Louisiana officials find BP’s post-Isaac cleanup response inadequate

oil cleanup 435x249 Louisiana officials find BP’s post Isaac cleanup response inadequateLouisiana state officials are clashing with the U.S. Coast Guard’s top ranks over BP’s cleanup efforts in the wake of Hurricane Isaac, which blew across Louisiana during the last week of August and produced a giant storm surge that churned up submerged oil and tar from BP’s 2010 Deepwater Horizon spill.

According to the Times-Picayune, Garret Graves, chairman of Louisiana’s Coastal Protection and Restoration Authority, failed to gain assurances from Coast Guard Captain Duke Walker that the search for oil dredged up by Isaac would be expanded beyond locations other than those the state or general public reported. BP and the Coast Guard are jointly responding to reports of oil contamination in about 89 areas, but are not taking the initiative in searching for oil and tar along most parts of the Louisiana coast that aren’t already part of the ongoing oil-spill cleanup efforts.

As of Wednesday, BP contractors had removed 22 tons of tar mat washed up on Elmer’s Island in the Southeastern region of the state by Isaac in addition to a large volume of tar found along nearby beaches. Liquid oil and several tar mats have also been found in other parts of the coast, prompting state officials to request a thorough search of beaches and wetlands in between areas known to be contaminated.

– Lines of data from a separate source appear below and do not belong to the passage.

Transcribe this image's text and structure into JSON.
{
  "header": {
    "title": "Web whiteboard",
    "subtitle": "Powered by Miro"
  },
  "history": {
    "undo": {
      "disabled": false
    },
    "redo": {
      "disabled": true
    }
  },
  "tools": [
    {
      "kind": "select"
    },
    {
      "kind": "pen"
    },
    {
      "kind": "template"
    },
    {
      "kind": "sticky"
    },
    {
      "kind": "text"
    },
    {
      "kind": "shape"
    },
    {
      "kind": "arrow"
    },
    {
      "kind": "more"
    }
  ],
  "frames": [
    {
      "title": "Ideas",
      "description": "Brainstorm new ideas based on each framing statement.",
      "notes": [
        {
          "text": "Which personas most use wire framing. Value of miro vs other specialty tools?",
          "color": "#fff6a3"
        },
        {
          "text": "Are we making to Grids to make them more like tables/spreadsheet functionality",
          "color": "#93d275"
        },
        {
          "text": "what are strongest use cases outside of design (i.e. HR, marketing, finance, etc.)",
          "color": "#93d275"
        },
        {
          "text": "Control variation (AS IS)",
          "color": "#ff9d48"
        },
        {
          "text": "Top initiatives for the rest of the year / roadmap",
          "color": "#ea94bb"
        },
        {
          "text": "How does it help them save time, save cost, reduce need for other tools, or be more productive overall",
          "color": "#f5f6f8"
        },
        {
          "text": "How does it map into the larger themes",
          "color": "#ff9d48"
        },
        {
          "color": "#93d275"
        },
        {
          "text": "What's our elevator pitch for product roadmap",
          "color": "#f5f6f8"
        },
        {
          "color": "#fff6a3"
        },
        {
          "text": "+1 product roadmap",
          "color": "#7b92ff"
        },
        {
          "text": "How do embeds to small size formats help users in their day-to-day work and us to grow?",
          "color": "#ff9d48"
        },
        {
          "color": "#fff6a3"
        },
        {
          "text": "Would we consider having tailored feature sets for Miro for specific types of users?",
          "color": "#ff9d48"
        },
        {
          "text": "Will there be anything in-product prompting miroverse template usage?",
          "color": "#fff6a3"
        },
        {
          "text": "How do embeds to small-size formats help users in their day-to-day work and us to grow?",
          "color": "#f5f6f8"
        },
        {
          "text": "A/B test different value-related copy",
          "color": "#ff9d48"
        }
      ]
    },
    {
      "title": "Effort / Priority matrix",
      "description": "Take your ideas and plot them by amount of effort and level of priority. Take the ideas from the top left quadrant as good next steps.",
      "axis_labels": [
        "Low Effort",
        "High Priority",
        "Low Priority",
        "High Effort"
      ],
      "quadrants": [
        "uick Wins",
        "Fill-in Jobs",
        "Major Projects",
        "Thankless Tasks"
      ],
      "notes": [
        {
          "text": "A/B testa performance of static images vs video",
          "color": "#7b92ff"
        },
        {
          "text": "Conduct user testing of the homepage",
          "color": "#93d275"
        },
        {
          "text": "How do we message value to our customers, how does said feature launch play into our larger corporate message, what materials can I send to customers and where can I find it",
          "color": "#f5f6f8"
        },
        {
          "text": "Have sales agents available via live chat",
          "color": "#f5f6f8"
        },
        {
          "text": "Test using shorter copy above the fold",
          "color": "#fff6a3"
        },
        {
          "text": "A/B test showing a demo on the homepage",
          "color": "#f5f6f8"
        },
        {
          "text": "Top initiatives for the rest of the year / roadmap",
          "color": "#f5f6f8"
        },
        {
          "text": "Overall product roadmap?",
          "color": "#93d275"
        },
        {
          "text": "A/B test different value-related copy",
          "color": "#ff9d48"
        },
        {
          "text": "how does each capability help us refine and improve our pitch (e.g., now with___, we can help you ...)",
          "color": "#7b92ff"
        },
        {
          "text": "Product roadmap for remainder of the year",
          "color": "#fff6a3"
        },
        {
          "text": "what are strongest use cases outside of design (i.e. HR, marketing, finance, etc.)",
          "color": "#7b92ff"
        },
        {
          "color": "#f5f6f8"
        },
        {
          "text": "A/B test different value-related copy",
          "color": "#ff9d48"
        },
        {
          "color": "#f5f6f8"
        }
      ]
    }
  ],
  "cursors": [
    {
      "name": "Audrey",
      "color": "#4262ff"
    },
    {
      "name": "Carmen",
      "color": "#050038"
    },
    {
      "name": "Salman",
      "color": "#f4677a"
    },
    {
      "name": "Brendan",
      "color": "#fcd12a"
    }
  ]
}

In Alabama, chemical analyses conducted by Auburn University researchers show that nearly all of the tar washing up on beaches comes from BP’s Deepwater Horizon oil spill. According to the Auburn University report, tar balls directly linked to the BP oil spill are hundreds to thousands of times more common on beaches than another kind of tar deposit that has been found in the Gulf for several years.

The researchers also found that chemicals in the tar collected from Orange Beach and other parts of the Alabama coast have barely broken down since the 2010 oil spill, triggering concerns of additional environmental pollution every time a tropical storm or hurricane passes through the region.


The Times-Picayune
The Associated Press